Editor's note: Overseas, they fight for freedom. In America, they fight for jobs. “Voters In America: Vets Wanted?” is the first part of CNN In America's documentary series on American voters. J.R. Martinez narrates the documentary re-airing May 19th at 8 p.m. ET on CNN.
By Sonya Hamasaki, CNN
Los Angeles (CNN) - When Army Master Sergeant Mike Martinez arrived in Saudi Arabia for his first assignment 22 years ago, he knew his experience in the infantry would make him “real tough, tough like nails.” But little did he know back then just how much those words would resonate now, in his new role as a voice for the invisible wounds of war.
Martinez, 42, shared his story in the USO’s first Invisible Wounds public service announcement to address post-traumatic stress disorder and traumatic brain injuries - the masked wounds encountered by many of the 300,000 troops returning home. He’s on a mission to educate Latino troops, in particular, whom he says are likely to feel a cultural stigma surrounding mental health treatment.
“I tell my Hispanic brothers that are still serving, don’t let pride get in the way," Martinez said. "Pride’s going to kill you. Take that warrior mask off and if you need to, get help. Get it in the beginning stages, and not later.”
Even veterans seeking help might not be getting a quick response from those who would care for them, according to an report released by the U.S. Office of Veterans Affairs this week. While the number of former service members seeking mental health care increased by 39% from 2005 to 2010, according to the Veterans Health Administration, the agency hasn't been meetings its goals to evaluate them within 24 hours and begin treatment within two weeks.
Although the Veterans Health Administration's 2011 performance report said 95% of first-time patients received a mental health evaluation within 14 days, it counted the number of days after a scheduled appointment; meanwhile, patients sometimes waited weeks or months for an evaluation appointment.
Staff vacancies might affect the health administration's ability to meet timeliness goals, the report said, although the Veterans Health Administration has increased its mental health staff by 46% from 2005 to 2010. Veterans Affairs announced last week it would hire about 2,000 new mental health professionals to help with the increased demand for services from soldiers like Martinez.
In 2007, during his first tour in Iraq, Martinez’s battalion was hit by an explosive while they were driving through Mosul.
“I couldn’t feel the left side of my face,” he said. “I was pinned with my first purple heart, and my Command Sergeant Major said ‘Hey, we can send you to the rear.’ I said ‘No sir, I can still fight.' And so I chose to stay and fight…but I knew something was wrong.”
He continued to fight in Iraq for two more years, until a bomb split his vehicle in half. This time, the impact nearly killed him.
“I remember calling my wife, saying I didn’t think I was going to make it," he said. "I told her it’s been a good ride, take care of the boys…and I was out.”
When he returned to the United States, he came face to face with an even bigger, personal battle.

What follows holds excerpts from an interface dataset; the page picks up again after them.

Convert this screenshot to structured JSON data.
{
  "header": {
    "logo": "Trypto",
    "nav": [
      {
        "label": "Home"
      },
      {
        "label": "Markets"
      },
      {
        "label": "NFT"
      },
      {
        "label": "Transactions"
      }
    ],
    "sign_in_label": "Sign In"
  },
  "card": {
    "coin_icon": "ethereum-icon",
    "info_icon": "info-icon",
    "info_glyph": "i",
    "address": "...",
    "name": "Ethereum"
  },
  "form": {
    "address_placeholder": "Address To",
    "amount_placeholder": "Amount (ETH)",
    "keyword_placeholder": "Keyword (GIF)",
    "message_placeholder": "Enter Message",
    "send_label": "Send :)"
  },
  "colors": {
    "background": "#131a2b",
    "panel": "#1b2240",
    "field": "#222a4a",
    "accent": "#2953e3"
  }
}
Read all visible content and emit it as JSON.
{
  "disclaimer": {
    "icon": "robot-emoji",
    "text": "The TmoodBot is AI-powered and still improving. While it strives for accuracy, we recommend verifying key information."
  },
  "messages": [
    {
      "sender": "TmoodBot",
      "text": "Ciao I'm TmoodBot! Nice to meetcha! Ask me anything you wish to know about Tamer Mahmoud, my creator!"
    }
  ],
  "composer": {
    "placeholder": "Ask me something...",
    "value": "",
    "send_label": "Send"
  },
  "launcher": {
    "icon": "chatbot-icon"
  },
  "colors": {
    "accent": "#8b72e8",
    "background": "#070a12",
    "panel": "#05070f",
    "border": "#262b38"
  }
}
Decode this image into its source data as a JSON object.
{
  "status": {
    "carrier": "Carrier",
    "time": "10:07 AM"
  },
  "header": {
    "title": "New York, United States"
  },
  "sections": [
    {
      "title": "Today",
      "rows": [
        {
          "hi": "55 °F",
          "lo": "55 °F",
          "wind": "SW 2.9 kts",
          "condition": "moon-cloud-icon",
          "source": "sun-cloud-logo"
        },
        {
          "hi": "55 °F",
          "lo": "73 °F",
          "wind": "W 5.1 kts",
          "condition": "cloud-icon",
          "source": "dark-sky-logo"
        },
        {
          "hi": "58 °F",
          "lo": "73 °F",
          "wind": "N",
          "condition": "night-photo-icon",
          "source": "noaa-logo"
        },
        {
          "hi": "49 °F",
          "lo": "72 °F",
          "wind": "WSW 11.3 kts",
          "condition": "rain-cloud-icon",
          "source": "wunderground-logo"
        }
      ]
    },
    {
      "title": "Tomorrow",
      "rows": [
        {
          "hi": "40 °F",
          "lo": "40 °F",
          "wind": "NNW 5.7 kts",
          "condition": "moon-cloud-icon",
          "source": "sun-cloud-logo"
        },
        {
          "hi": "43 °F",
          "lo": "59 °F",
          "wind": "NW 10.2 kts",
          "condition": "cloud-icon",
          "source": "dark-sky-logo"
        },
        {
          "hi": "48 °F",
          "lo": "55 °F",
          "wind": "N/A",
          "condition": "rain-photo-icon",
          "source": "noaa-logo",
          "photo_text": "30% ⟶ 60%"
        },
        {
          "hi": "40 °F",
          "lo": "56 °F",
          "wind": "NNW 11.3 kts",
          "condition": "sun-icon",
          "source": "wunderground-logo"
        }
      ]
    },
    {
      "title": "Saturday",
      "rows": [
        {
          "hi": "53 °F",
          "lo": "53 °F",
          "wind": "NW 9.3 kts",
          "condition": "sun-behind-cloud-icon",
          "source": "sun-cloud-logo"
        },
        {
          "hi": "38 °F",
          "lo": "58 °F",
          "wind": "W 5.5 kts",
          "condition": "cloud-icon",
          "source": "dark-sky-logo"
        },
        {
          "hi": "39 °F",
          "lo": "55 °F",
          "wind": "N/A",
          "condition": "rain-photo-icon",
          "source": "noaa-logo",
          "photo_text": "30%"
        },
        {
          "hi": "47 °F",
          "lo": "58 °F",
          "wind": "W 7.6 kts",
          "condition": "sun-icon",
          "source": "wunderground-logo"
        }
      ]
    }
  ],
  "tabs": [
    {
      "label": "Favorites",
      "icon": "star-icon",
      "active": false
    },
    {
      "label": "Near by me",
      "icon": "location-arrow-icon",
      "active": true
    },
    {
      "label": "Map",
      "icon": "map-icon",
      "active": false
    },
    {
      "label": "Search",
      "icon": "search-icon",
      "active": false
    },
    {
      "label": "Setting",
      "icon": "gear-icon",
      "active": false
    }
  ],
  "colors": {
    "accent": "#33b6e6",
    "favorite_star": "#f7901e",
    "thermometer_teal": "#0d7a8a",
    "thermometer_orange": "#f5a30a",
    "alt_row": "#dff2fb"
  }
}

“I remember my boys saying, ‘Welcome home.’ I could see them but I couldn’t feel. That’s because of PTSD and traumatic brain injury. I just felt cold,” Martinez said.
Years of rehabilitation followed, and it continues today. But despite the physical drawbacks like headaches, dizziness and delayed speech, Martinez moves forward with service off the battlefield. He’s medically retired, and dedicates himself to helping his Latino “brothers” who might be reluctant to seek treatment.
"When you start getting educated and understand there’s something wrong, get help," he said. "I’m tired of seeing family members who say ‘I don’t have time.’ It takes five minutes.”
The USO’s new PSA campaign on invisible wounds was a platform for Martinez to share his story and his message, he said.
“We were honored to help him when he came off the battlefield,” USO spokesman Frank Thorp said. “Over a period of time, we got to know him well…and it sounded like he wanted to talk about it.”
Talking about his injuries has helped Martinez embrace the healing process, he said, and brought him closer to his fellow soldiers.
“We understand each other. We just want to get better and get back to normal life," he said. "The goal for all of us is just to find peace.”